Although I have already stated the basic reasons for any fast, let us look at the more specific reasons for the Daniel Fast in verses 1 and 2, as well as verse 12:
In the third year of Cyrus king of Persia a message was revealed to Daniel, whose name was called Belteshazzar. The message was true, but the appointed time was long; and he understood the message, and had understanding of the vision. 2 In those days I, Daniel, was mourning three full weeks…12 Then he said to me, “Do not fear, Daniel, for from the first day that you set your heart to understand, and to humble yourself before your God, your words were heard; and I have come because of your words.
Notice first that a message was given to Daniel. It was given to him specifically in the third year of the Persian king Cyrus’ reign. We see that Daniel understood the message given him, but something caused him to mourn “three full weeks” (verse 2). Why was Daniel mourning? We receive more insight from verse 14:
Now I have come to make you understand what will happen to your people in the latter days, for the vision refers to many days yet to come.”
Daniel received a prophetic message from an angel that involved the Jewish people. (In fact, much of the prophecies in the book of Daniel are apocalyptic in nature.) There would come a time when the Jews would go through a time of great difficulty, and Daniel understood this. So, Daniel began to mourn, both because of the time of trouble that was prophesied, but also because he failed to totally understand what would happen to his people.
What did Daniel do while in mourning? Obviously, we see what his diet looked like. But, verse 12 gives us insight into his heart.

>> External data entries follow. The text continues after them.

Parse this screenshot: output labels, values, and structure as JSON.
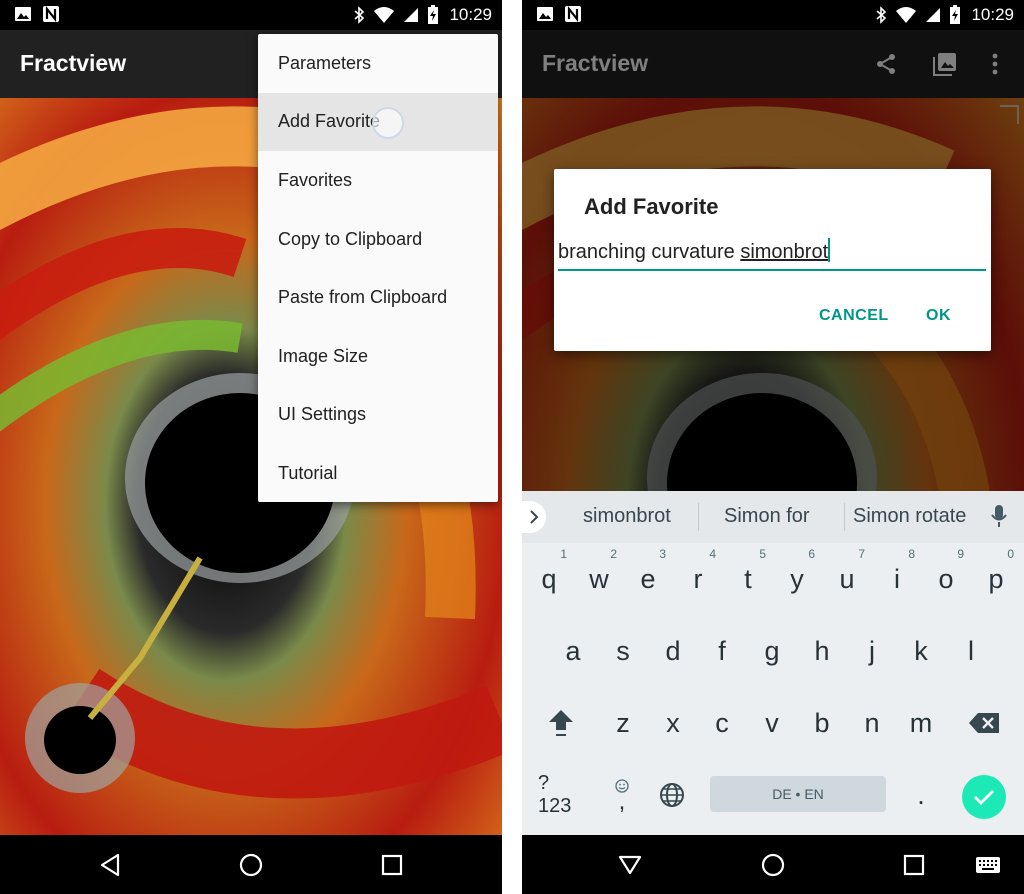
{
  "status_bar": {
    "time": "10:29"
  },
  "left": {
    "app_title": "Fractview",
    "menu_items": [
      {
        "label": "Parameters"
      },
      {
        "label": "Add Favorite"
      },
      {
        "label": "Favorites"
      },
      {
        "label": "Copy to Clipboard"
      },
      {
        "label": "Paste from Clipboard"
      },
      {
        "label": "Image Size"
      },
      {
        "label": "UI Settings"
      },
      {
        "label": "Tutorial"
      }
    ]
  },
  "right": {
    "app_title": "Fractview",
    "dialog": {
      "title": "Add Favorite",
      "input_value_plain": "branching curvature ",
      "input_value_underlined": "simonbrot",
      "cancel": "CANCEL",
      "ok": "OK"
    },
    "keyboard": {
      "suggestions": [
        "simonbrot",
        "Simon for",
        "Simon rotate"
      ],
      "row1": [
        {
          "k": "q",
          "h": "1"
        },
        {
          "k": "w",
          "h": "2"
        },
        {
          "k": "e",
          "h": "3"
        },
        {
          "k": "r",
          "h": "4"
        },
        {
          "k": "t",
          "h": "5"
        },
        {
          "k": "y",
          "h": "6"
        },
        {
          "k": "u",
          "h": "7"
        },
        {
          "k": "i",
          "h": "8"
        },
        {
          "k": "o",
          "h": "9"
        },
        {
          "k": "p",
          "h": "0"
        }
      ],
      "row2": [
        "a",
        "s",
        "d",
        "f",
        "g",
        "h",
        "j",
        "k",
        "l"
      ],
      "row3": [
        "z",
        "x",
        "c",
        "v",
        "b",
        "n",
        "m"
      ],
      "symbols_key": "?123",
      "comma_key": ",",
      "period_key": ".",
      "space_label": "DE • EN"
    }
  },
  "colors": {
    "accent": "#009688",
    "appbar": "#212121",
    "menu_bg": "#fafafa",
    "keyboard_bg": "#eceff1",
    "enter_key": "#1de9b6"
  }
}
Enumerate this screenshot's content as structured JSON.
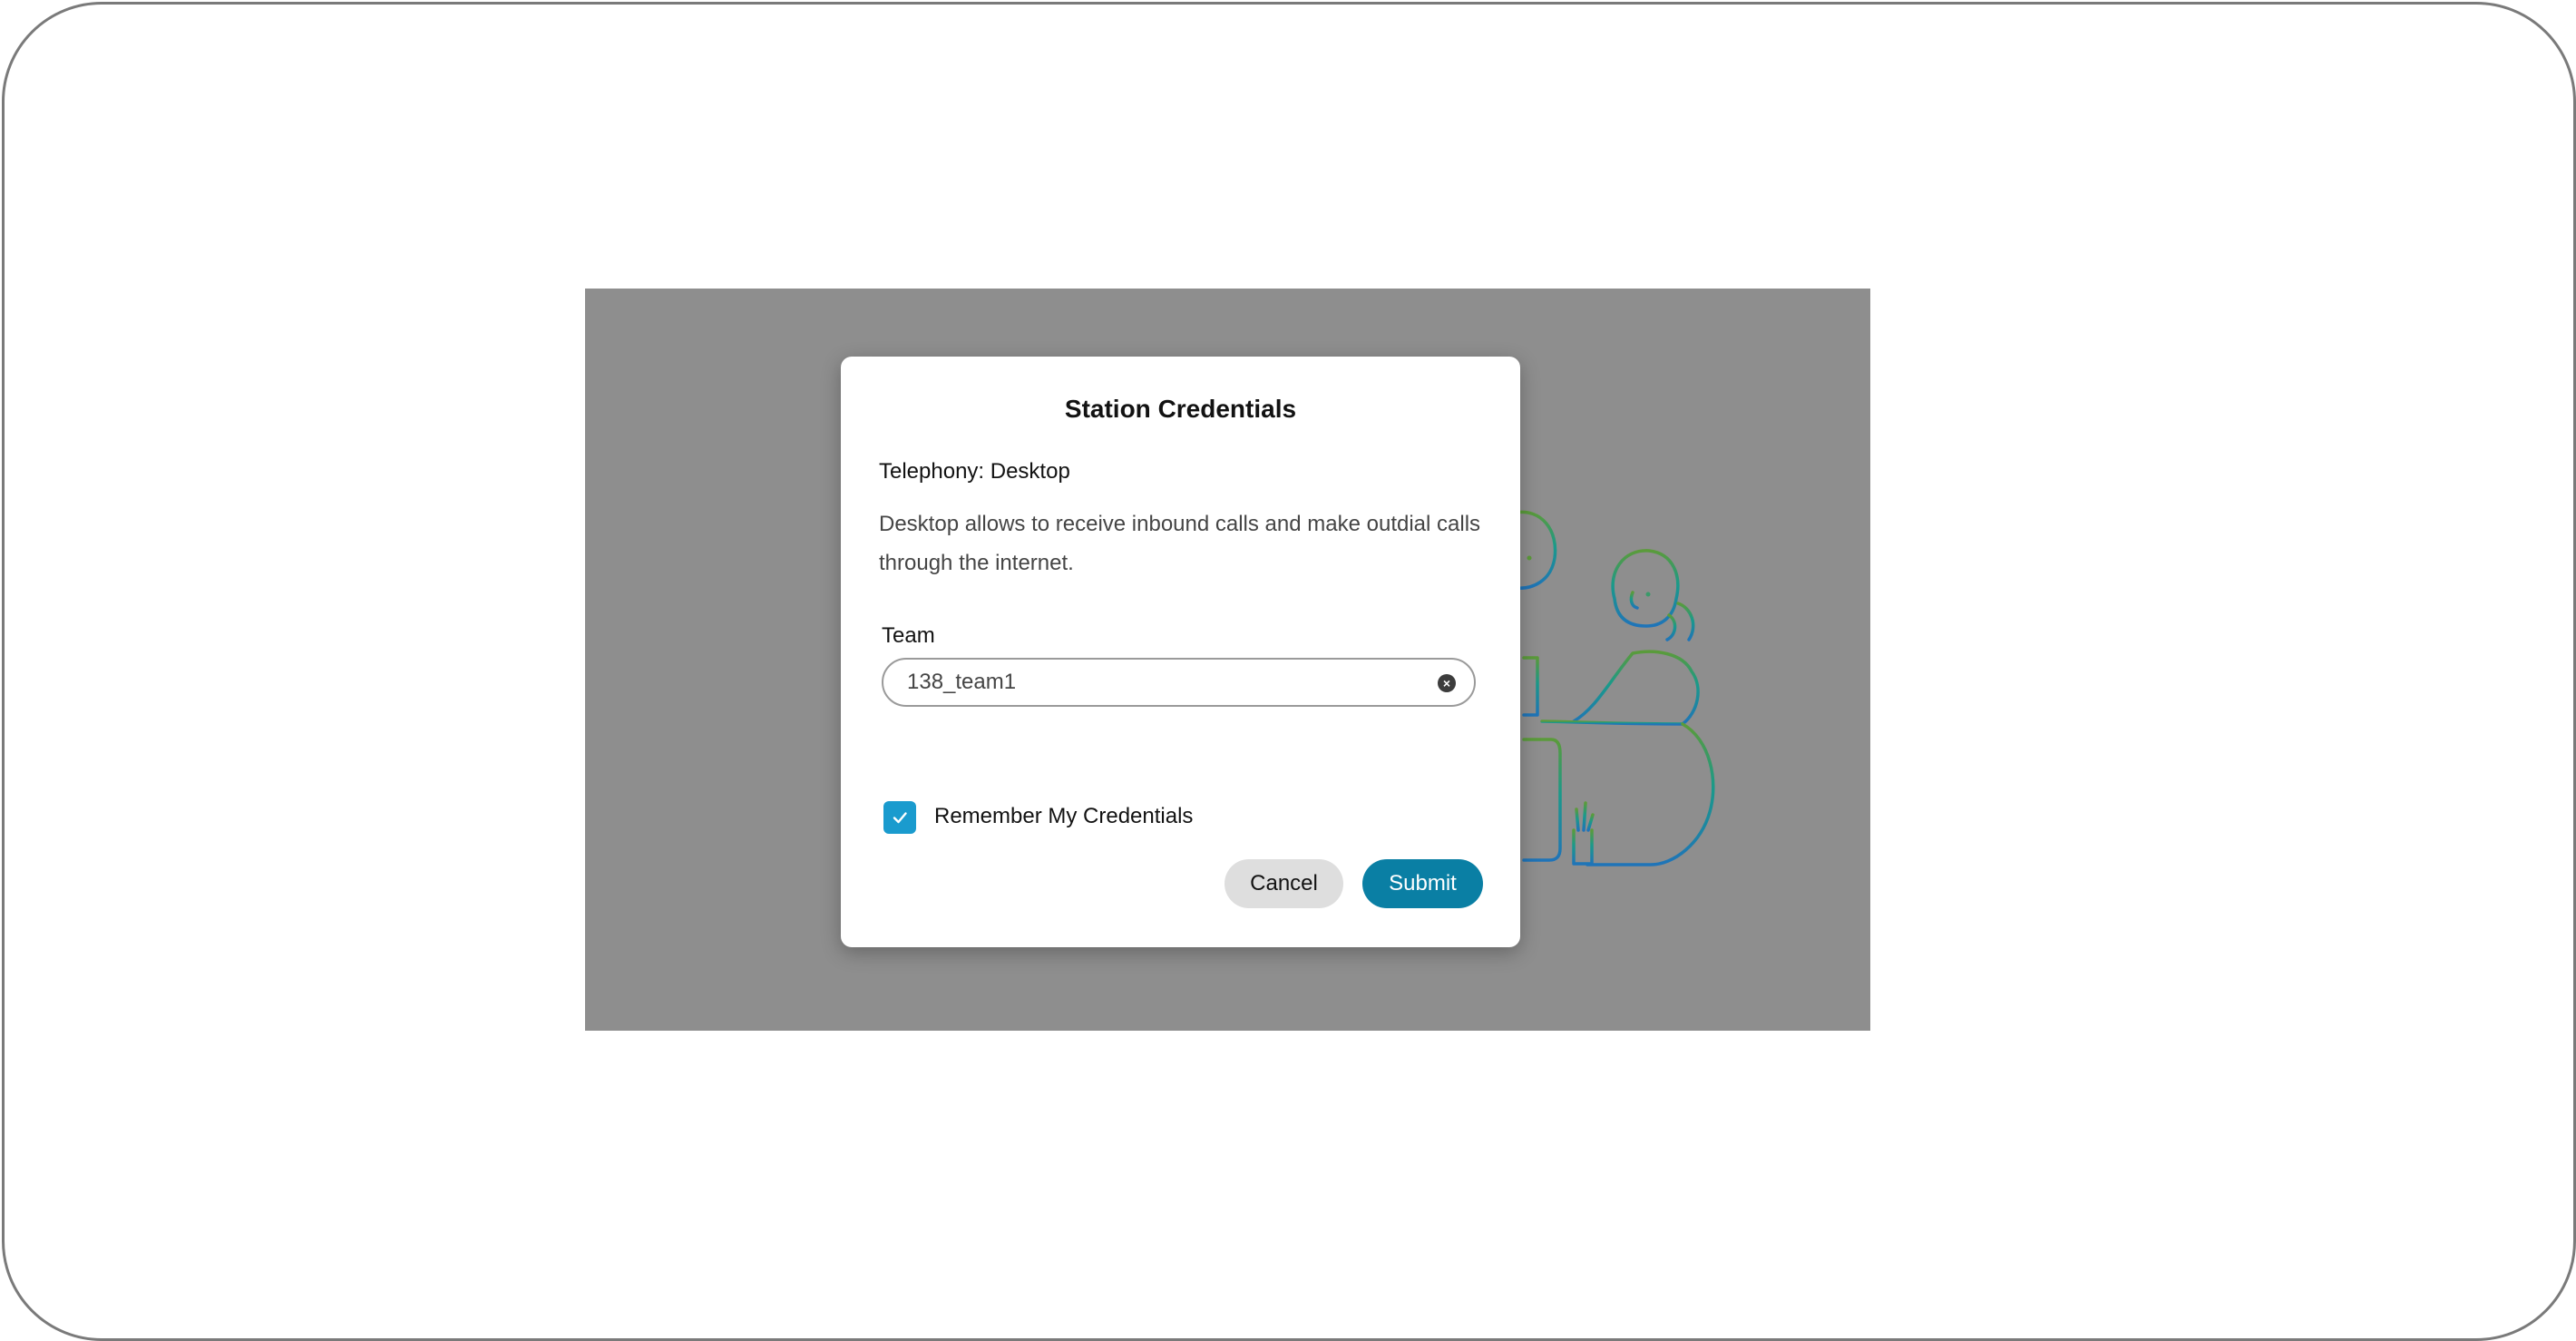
{
  "dialog": {
    "title": "Station Credentials",
    "telephony_label": "Telephony: Desktop",
    "description": "Desktop allows to receive inbound calls and make outdial calls through the internet.",
    "team_label": "Team",
    "team_value": "138_team1",
    "remember_label": "Remember My Credentials",
    "remember_checked": true,
    "cancel_label": "Cancel",
    "submit_label": "Submit"
  },
  "colors": {
    "overlay": "#8e8e8e",
    "accent": "#0a7fa4",
    "checkbox": "#1a9bce",
    "illustration_green": "#5b9b3a",
    "illustration_teal": "#1a8fa0",
    "illustration_blue": "#1f74b8"
  },
  "icons": {
    "clear": "clear-circle-icon",
    "checkbox": "checkmark-icon",
    "illustration": "agents-illustration"
  }
}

“Do not fear, Daniel, for from the first day that you set your heart to understand, and to humble yourself before your God, your words were heard…”
Not only did Daniel deprive himself of certain tasty foods, he also went before God in total humility. The Hebrew word for “humility” means “to humble oneself; to be afflicted.” Daniel rid himself of all selfish desire and ran boldly to the throne of grace, completely determined to hear God’s voice concerning the message he received.
We then see insight into the result of Daniel’s time of fasting. Again, look at verse 14:
“Now I have come to make you understand what will happen to your people in the latter days, for the vision refers to many days yet to come.”
Because Daniel purposed it in his heart to seek the Lord – to humble himself before God, totally relying upon Him every moment of those three weeks, the Lord brought clarity to the original message. And even though the answer would not come until the three weeks were expired, God was teaching Daniel perseverance in prayer, which will ultimately be the inevitable result of a fast. Often times, a fast will bring us clarity of vision and a better understanding of God’s will. I have had some of my greatest spiritual growth and renewed intimacy with God during times of fasting, specifically during the Daniel Fast.
I must stress again, a fast of this type (or any type) can very quickly become a religious exercise. One must very purposefully seek the Lord before beginning a fast. He may be calling you right now to enter the prayer closet and to refrain from fleshly pleasures. I have myself woken up some days and felt the Lord calling me to fast on the behalf of someone else. But, whenever you do choose to fast, be certain that God is calling you to it. Refusing to eat simply to feel “spiritually accomplished” is not only a carnal mindset, it is also unhealthy. Those with medical conditions must use wisdom – consult your doctor before you begin any lengthy fast if you have certain medical needs.
If you are looking for good recipes to try, or would like more information, there are plenty of websites, books, and articles available on this topic. However, even as you research various websites and books regarding this fast, please be certain that you approach them carefully – be willing to “test them” before God (1 John 4:1).
And one last time, check your heart! Our desire must always be that He increase and we decrease (John 3:30). Be certain your motives for beginning a fast coincide with your desire to become more Christlike. If they do not, now is not the time to begin a fast of this type.
Blessings in Christ as you seek to be more like Him!